INSTRUCTIONS TO FOLLOW => Please output the following records exactly. Leave every image out.

RECORDS SHOWN =>
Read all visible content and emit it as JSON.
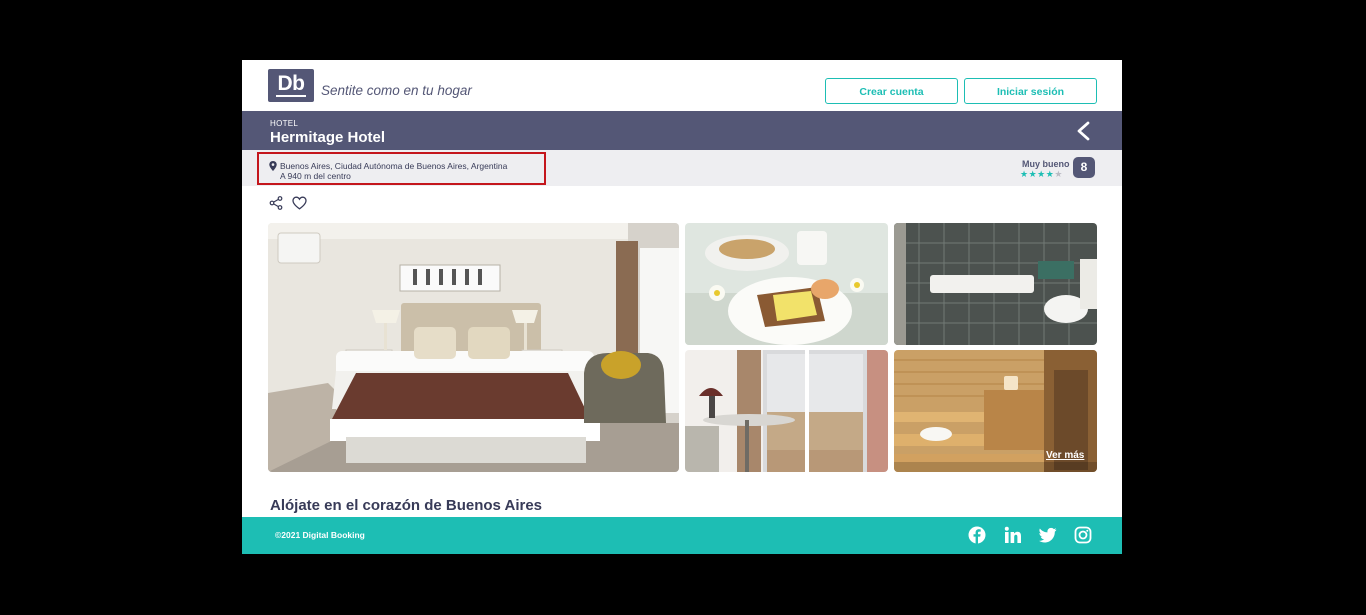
{
  "header": {
    "logo_text": "Db",
    "slogan": "Sentite como en tu hogar",
    "create_account_label": "Crear cuenta",
    "login_label": "Iniciar sesión"
  },
  "hotel": {
    "category": "HOTEL",
    "name": "Hermitage Hotel"
  },
  "location": {
    "address": "Buenos Aires, Ciudad Autónoma de Buenos Aires, Argentina",
    "distance": "A 940 m del centro"
  },
  "rating": {
    "label": "Muy bueno",
    "score": "8",
    "stars_filled": 4,
    "stars_total": 5
  },
  "gallery": {
    "see_more_label": "Ver más",
    "images": [
      "bedroom",
      "breakfast",
      "bathroom",
      "dining-area",
      "sauna"
    ]
  },
  "section_title": "Alójate en el corazón de Buenos Aires",
  "footer": {
    "copyright": "©2021 Digital Booking",
    "social": [
      "facebook-icon",
      "linkedin-icon",
      "twitter-icon",
      "instagram-icon"
    ]
  },
  "colors": {
    "primary": "#545776",
    "accent": "#1dbeb4",
    "highlight": "#c4161c"
  }
}
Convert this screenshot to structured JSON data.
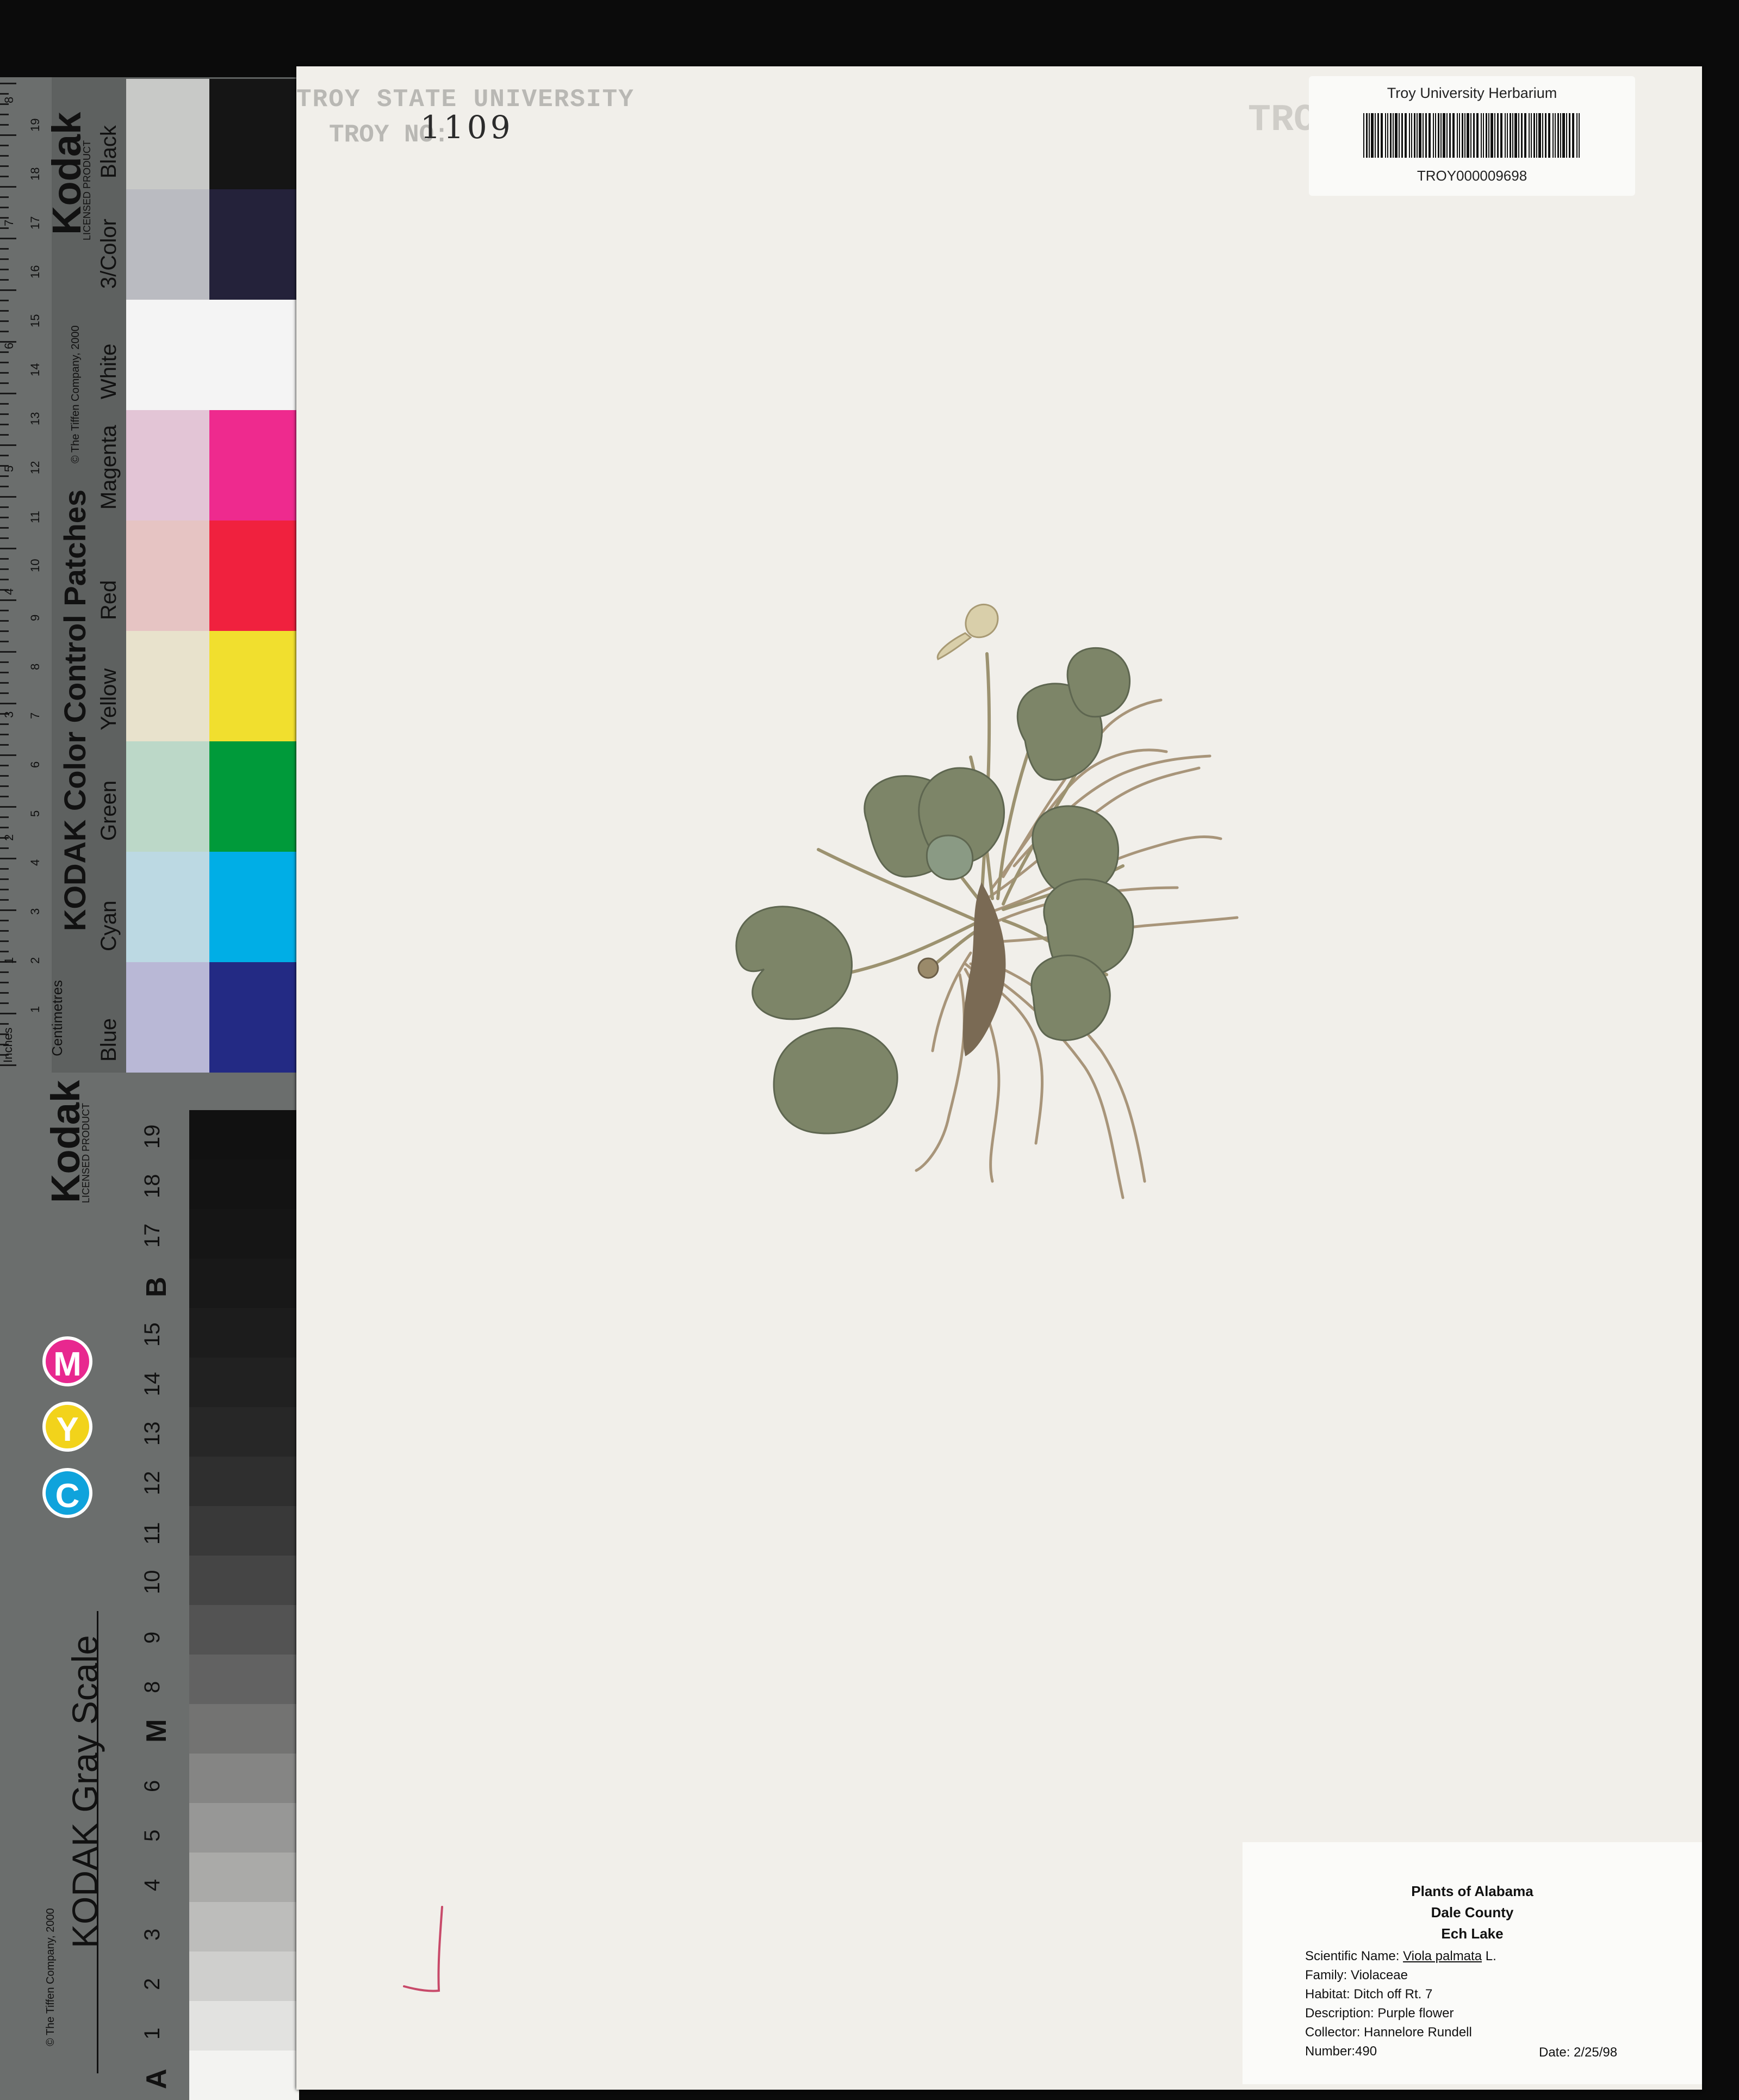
{
  "color_strip": {
    "ruler_label_inches": "Inches",
    "ruler_label_cm": "Centimetres",
    "ruler_cm_numbers": [
      "1",
      "2",
      "3",
      "4",
      "5",
      "6",
      "7",
      "8",
      "9",
      "10",
      "11",
      "12",
      "13",
      "14",
      "15",
      "16",
      "17",
      "18",
      "19"
    ],
    "ruler_inch_numbers": [
      "1",
      "2",
      "3",
      "4",
      "5",
      "6",
      "7",
      "8"
    ],
    "title": "KODAK Color Control Patches",
    "copyright": "© The Tiffen Company, 2000",
    "brand": "Kodak",
    "brand_sub": "LICENSED PRODUCT",
    "patches": [
      {
        "label": "Blue",
        "light": "#b9b8d6",
        "dark": "#232a84"
      },
      {
        "label": "Cyan",
        "light": "#bcd9e3",
        "dark": "#00aee6"
      },
      {
        "label": "Green",
        "light": "#bcd8c8",
        "dark": "#009a3a"
      },
      {
        "label": "Yellow",
        "light": "#e8e2cc",
        "dark": "#f1df2e"
      },
      {
        "label": "Red",
        "light": "#e6c4c3",
        "dark": "#f0213e"
      },
      {
        "label": "Magenta",
        "light": "#e3c5d6",
        "dark": "#ee2a8e"
      },
      {
        "label": "White",
        "light": "#f4f4f4",
        "dark": "#f4f4f4"
      },
      {
        "label": "3/Color",
        "light": "#babbc1",
        "dark": "#24223a"
      },
      {
        "label": "Black",
        "light": "#c8c9c7",
        "dark": "#151515"
      }
    ]
  },
  "gray_strip": {
    "title": "KODAK Gray Scale",
    "copyright": "© The Tiffen Company, 2000",
    "brand": "Kodak",
    "brand_sub": "LICENSED PRODUCT",
    "cym": [
      "C",
      "Y",
      "M"
    ],
    "cym_colors": [
      "#0fa3dc",
      "#f2d31b",
      "#e8288f"
    ],
    "steps": [
      "A",
      "1",
      "2",
      "3",
      "4",
      "5",
      "6",
      "M",
      "8",
      "9",
      "10",
      "11",
      "12",
      "13",
      "14",
      "15",
      "B",
      "17",
      "18",
      "19"
    ],
    "step_colors": [
      "#f3f3f1",
      "#e2e2e0",
      "#cfcfcd",
      "#bdbdbb",
      "#aaaaa8",
      "#979796",
      "#858584",
      "#737372",
      "#626262",
      "#535353",
      "#454545",
      "#393939",
      "#2f2f2f",
      "#272727",
      "#212121",
      "#1c1c1c",
      "#181818",
      "#151515",
      "#131313",
      "#111111"
    ]
  },
  "sheet": {
    "stamp_university": "TROY STATE UNIVERSITY",
    "stamp_troy_no": "TROY NO:",
    "stamp_number": "1109",
    "ghost_stamp": "TRO",
    "barcode_title": "Troy University Herbarium",
    "barcode_id": "TROY000009698",
    "label": {
      "line1": "Plants of Alabama",
      "line2": "Dale County",
      "line3": "Ech Lake",
      "scientific_name_key": "Scientific Name:",
      "scientific_name_value": "Viola palmata",
      "scientific_name_author": "L.",
      "family": "Family: Violaceae",
      "habitat": "Habitat: Ditch off Rt. 7",
      "description": "Description: Purple flower",
      "collector": "Collector: Hannelore Rundell",
      "number": "Number:490",
      "date": "Date: 2/25/98"
    }
  }
}
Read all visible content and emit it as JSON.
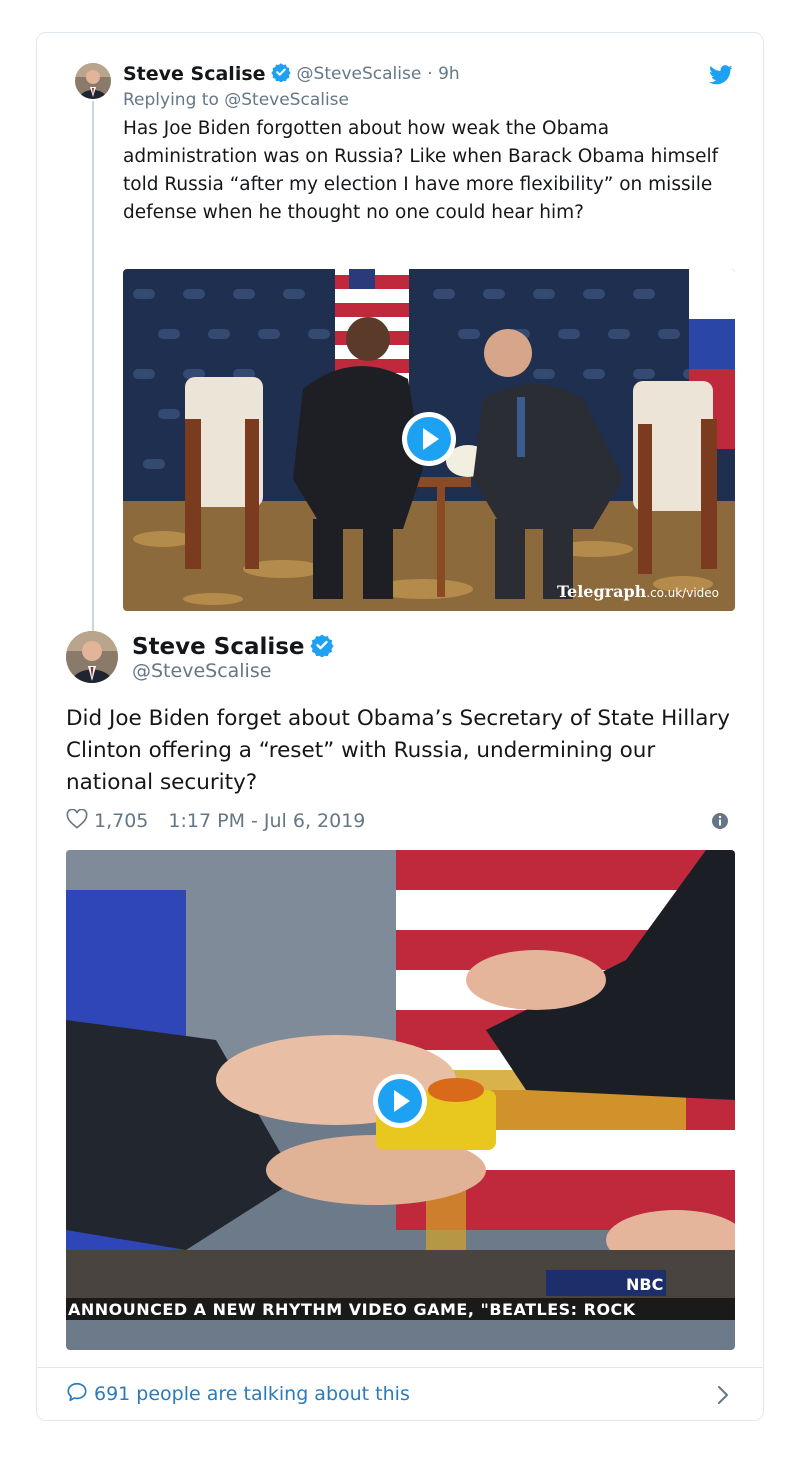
{
  "parent_tweet": {
    "author_name": "Steve Scalise",
    "handle": "@SteveScalise",
    "time_ago": "· 9h",
    "replying_prefix": "Replying to ",
    "replying_to": "@SteveScalise",
    "text": "Has Joe Biden forgotten about how weak the Obama administration was on Russia? Like when Barack Obama himself told Russia “after my election I have more flexibility” on missile defense when he thought no one could hear him?",
    "video_watermark": "Telegraph",
    "video_watermark_sub": ".co.uk/video"
  },
  "main_tweet": {
    "author_name": "Steve Scalise",
    "handle": "@SteveScalise",
    "text": "Did Joe Biden forget about Obama’s Secretary of State Hillary Clinton offering a “reset” with Russia, undermining our national security?",
    "likes": "1,705",
    "timestamp": "1:17 PM - Jul 6, 2019",
    "video_network": "NBC",
    "video_ticker": "ANNOUNCED A NEW RHYTHM VIDEO GAME, \"BEATLES: ROCK"
  },
  "footer": {
    "talking_label": "691 people are talking about this"
  },
  "colors": {
    "twitter_blue": "#1da1f2",
    "link_blue": "#2b7bb9",
    "secondary_text": "#657786",
    "border": "#e1e8ed"
  },
  "icons": {
    "verified": "verified-badge-icon",
    "bird": "twitter-bird-icon",
    "heart": "heart-icon",
    "info": "info-icon",
    "reply": "speech-bubble-icon",
    "chevron": "chevron-right-icon",
    "play": "play-icon"
  }
}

SOLVED PROBLEM =>
Read all visible content and emit it as JSON.
{
  "header": {
    "logo_text": "Db",
    "slogan": "Sentite como en tu hogar",
    "create_account_label": "Crear cuenta",
    "login_label": "Iniciar sesión"
  },
  "hotel": {
    "category": "HOTEL",
    "name": "Hermitage Hotel"
  },
  "location": {
    "address": "Buenos Aires, Ciudad Autónoma de Buenos Aires, Argentina",
    "distance": "A 940 m del centro"
  },
  "rating": {
    "label": "Muy bueno",
    "score": "8",
    "stars_filled": 4,
    "stars_total": 5
  },
  "gallery": {
    "see_more_label": "Ver más",
    "images": [
      "bedroom",
      "breakfast",
      "bathroom",
      "dining-area",
      "sauna"
    ]
  },
  "section_title": "Alójate en el corazón de Buenos Aires",
  "footer": {
    "copyright": "©2021 Digital Booking",
    "social": [
      "facebook-icon",
      "linkedin-icon",
      "twitter-icon",
      "instagram-icon"
    ]
  },
  "colors": {
    "primary": "#545776",
    "accent": "#1dbeb4",
    "highlight": "#c4161c"
  }
}
Convert this screenshot to structured JSON data.
{
  "color_strip": {
    "ruler_label_inches": "Inches",
    "ruler_label_cm": "Centimetres",
    "ruler_cm_numbers": [
      "1",
      "2",
      "3",
      "4",
      "5",
      "6",
      "7",
      "8",
      "9",
      "10",
      "11",
      "12",
      "13",
      "14",
      "15",
      "16",
      "17",
      "18",
      "19"
    ],
    "ruler_inch_numbers": [
      "1",
      "2",
      "3",
      "4",
      "5",
      "6",
      "7",
      "8"
    ],
    "title": "KODAK Color Control Patches",
    "copyright": "© The Tiffen Company, 2000",
    "brand": "Kodak",
    "brand_sub": "LICENSED PRODUCT",
    "patches": [
      {
        "label": "Blue",
        "light": "#b9b8d6",
        "dark": "#232a84"
      },
      {
        "label": "Cyan",
        "light": "#bcd9e3",
        "dark": "#00aee6"
      },
      {
        "label": "Green",
        "light": "#bcd8c8",
        "dark": "#009a3a"
      },
      {
        "label": "Yellow",
        "light": "#e8e2cc",
        "dark": "#f1df2e"
      },
      {
        "label": "Red",
        "light": "#e6c4c3",
        "dark": "#f0213e"
      },
      {
        "label": "Magenta",
        "light": "#e3c5d6",
        "dark": "#ee2a8e"
      },
      {
        "label": "White",
        "light": "#f4f4f4",
        "dark": "#f4f4f4"
      },
      {
        "label": "3/Color",
        "light": "#babbc1",
        "dark": "#24223a"
      },
      {
        "label": "Black",
        "light": "#c8c9c7",
        "dark": "#151515"
      }
    ]
  },
  "gray_strip": {
    "title": "KODAK Gray Scale",
    "copyright": "© The Tiffen Company, 2000",
    "brand": "Kodak",
    "brand_sub": "LICENSED PRODUCT",
    "cym": [
      "C",
      "Y",
      "M"
    ],
    "cym_colors": [
      "#0fa3dc",
      "#f2d31b",
      "#e8288f"
    ],
    "steps": [
      "A",
      "1",
      "2",
      "3",
      "4",
      "5",
      "6",
      "M",
      "8",
      "9",
      "10",
      "11",
      "12",
      "13",
      "14",
      "15",
      "B",
      "17",
      "18",
      "19"
    ],
    "step_colors": [
      "#f3f3f1",
      "#e2e2e0",
      "#cfcfcd",
      "#bdbdbb",
      "#aaaaa8",
      "#979796",
      "#858584",
      "#737372",
      "#626262",
      "#535353",
      "#454545",
      "#393939",
      "#2f2f2f",
      "#272727",
      "#212121",
      "#1c1c1c",
      "#181818",
      "#151515",
      "#131313",
      "#111111"
    ]
  },
  "sheet": {
    "stamp_university": "TROY STATE UNIVERSITY",
    "stamp_troy_no": "TROY NO:",
    "stamp_number": "1109",
    "ghost_stamp": "TRO",
    "barcode_title": "Troy University Herbarium",
    "barcode_id": "TROY000009698",
    "label": {
      "line1": "Plants of Alabama",
      "line2": "Dale County",
      "line3": "Ech Lake",
      "scientific_name_key": "Scientific Name:",
      "scientific_name_value": "Viola palmata",
      "scientific_name_author": "L.",
      "family": "Family: Violaceae",
      "habitat": "Habitat: Ditch off Rt. 7",
      "description": "Description: Purple flower",
      "collector": "Collector: Hannelore Rundell",
      "number": "Number:490",
      "date": "Date: 2/25/98"
    }
  }
}
Read all visible content and emit it as JSON.
{
  "parent_tweet": {
    "author_name": "Steve Scalise",
    "handle": "@SteveScalise",
    "time_ago": "· 9h",
    "replying_prefix": "Replying to ",
    "replying_to": "@SteveScalise",
    "text": "Has Joe Biden forgotten about how weak the Obama administration was on Russia? Like when Barack Obama himself told Russia “after my election I have more flexibility” on missile defense when he thought no one could hear him?",
    "video_watermark": "Telegraph",
    "video_watermark_sub": ".co.uk/video"
  },
  "main_tweet": {
    "author_name": "Steve Scalise",
    "handle": "@SteveScalise",
    "text": "Did Joe Biden forget about Obama’s Secretary of State Hillary Clinton offering a “reset” with Russia, undermining our national security?",
    "likes": "1,705",
    "timestamp": "1:17 PM - Jul 6, 2019",
    "video_network": "NBC",
    "video_ticker": "ANNOUNCED A NEW RHYTHM VIDEO GAME, \"BEATLES: ROCK"
  },
  "footer": {
    "talking_label": "691 people are talking about this"
  },
  "colors": {
    "twitter_blue": "#1da1f2",
    "link_blue": "#2b7bb9",
    "secondary_text": "#657786",
    "border": "#e1e8ed"
  },
  "icons": {
    "verified": "verified-badge-icon",
    "bird": "twitter-bird-icon",
    "heart": "heart-icon",
    "info": "info-icon",
    "reply": "speech-bubble-icon",
    "chevron": "chevron-right-icon",
    "play": "play-icon"
  }
}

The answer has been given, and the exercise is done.